(THE INPUT Opens)

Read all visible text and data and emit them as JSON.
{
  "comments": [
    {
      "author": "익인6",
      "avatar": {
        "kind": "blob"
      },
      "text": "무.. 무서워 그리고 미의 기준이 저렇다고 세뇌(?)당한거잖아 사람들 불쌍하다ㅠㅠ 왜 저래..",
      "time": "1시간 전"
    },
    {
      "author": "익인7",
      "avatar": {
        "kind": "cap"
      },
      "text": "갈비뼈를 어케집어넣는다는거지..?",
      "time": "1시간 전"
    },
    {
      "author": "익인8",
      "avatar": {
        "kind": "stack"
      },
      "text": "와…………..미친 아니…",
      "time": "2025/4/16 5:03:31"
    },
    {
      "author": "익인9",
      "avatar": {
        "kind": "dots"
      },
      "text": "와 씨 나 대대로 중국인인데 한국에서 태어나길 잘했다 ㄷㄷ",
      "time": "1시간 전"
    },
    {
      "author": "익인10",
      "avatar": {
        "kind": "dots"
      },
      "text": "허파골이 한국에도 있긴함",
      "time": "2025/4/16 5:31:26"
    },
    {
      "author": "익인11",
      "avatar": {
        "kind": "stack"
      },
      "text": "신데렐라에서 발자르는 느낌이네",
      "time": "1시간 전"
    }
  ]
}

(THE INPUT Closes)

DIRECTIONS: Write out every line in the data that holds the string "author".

WRITTEN RESPONSE:
      "author": "익인6",
      "author": "익인7",
      "author": "익인8",
      "author": "익인9",
      "author": "익인10",
      "author": "익인11",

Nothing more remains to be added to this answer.